Bladder and kidney infections (urinary tract infections - UTI) are common in children. Bladder infections cause pain on passing urine and frequency of urination. Some children keep getting repeat bouts. Standard courses of antibiotics (7-10 days) are used to clear the infection. Shorter courses may reduce adverse effects and costs, but there has been concern that they might reduce the chances of clearing the infection and increase the risk of recurrence. A review of studies found that short courses of antibiotics (2-4 days) used for bladder infections are as effective as standard courses at clearing UTI, with no increase in recurrence.
A 2-4 day course of oral antibiotics appears to be as effective as 7-14 days in eradicating lower tract UTI in children.
The optimal duration of oral antibiotic therapy for urinary tract infection (UTI) in children has not been determined. A number of studies have compared single dose therapy to standard therapy for UTI, with mixed results. A course of antibiotics longer than a single dose but shorter than the usual 7-10 days might decrease the relapse rate and still provide some of the benefits of a shortened course of antibiotics.
The objective of this review was to assess the benefits and harms of short-course (2-4 days) compared to standard duration (7-14 days) oral antibiotic treatment for acute UTI in children.
We searched the Cochrane Central Register of Controlled Trials (CENTRAL in The Cochrane Library) MEDLINE (from1966) and EMBASE (from 1988) without language restriction.
Randomised and quasi-randomised controlled trials comparing short-term (2-4 days) with standard (7-14 days) oral antibiotic therapy were selected if they studied children aged three months to 18 years with culture proven UTI.
Two authors independently assessed study quality and extracted data. Statistical analyses were performed using the random effects model and the results expressed as relative risk (RR) with 95% confidence intervals (95% CI).
Ten studies were identified in which 652 children with lower tract UTI were evaluated.

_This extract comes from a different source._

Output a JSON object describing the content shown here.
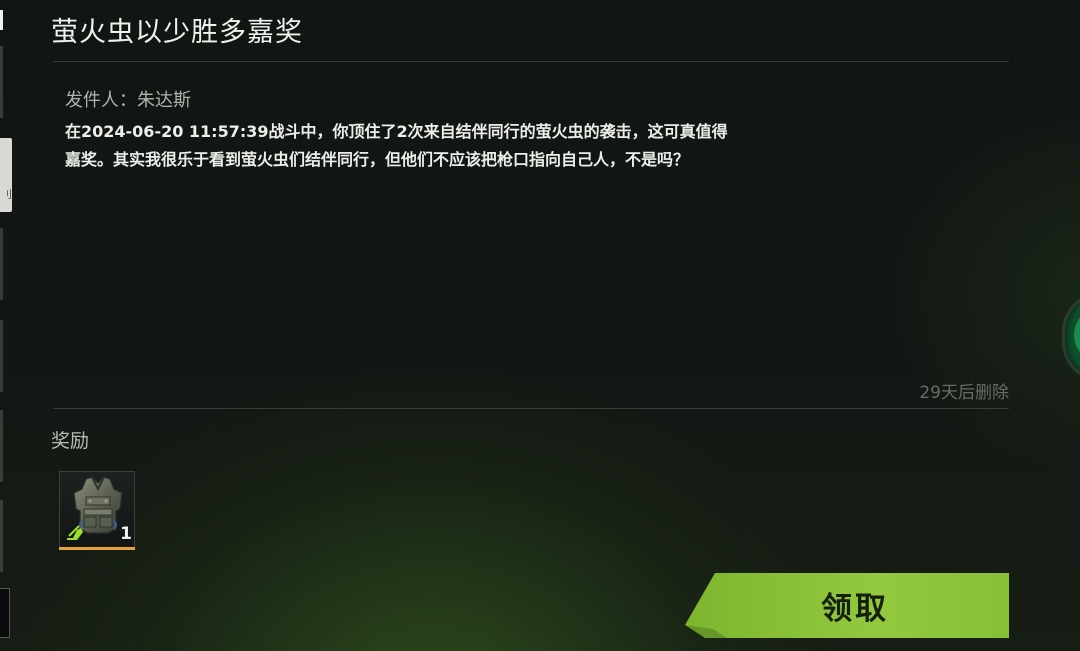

There was no significant difference in the frequency of positive urine cultures between the short (2-4 days) and standard duration oral antibiotic therapy (7-14 days) for UTI in children at 0-10 days after treatment (eight studies: RR 1.06; 95% CI 0.64 to 1.76) and at one to 15 months after treatment (10 studies: RR 0.95; 95% CI 0.70 to 1.29). There was no significant difference between short and standard duration therapy in the development of resistant organisms in UTI at the end of treatment (one study: RR 0.57, 95% CI 0.32 to 1.01) or in recurrent UTI (three studies: RR 0.39, 95% CI 0.12 to 1.29).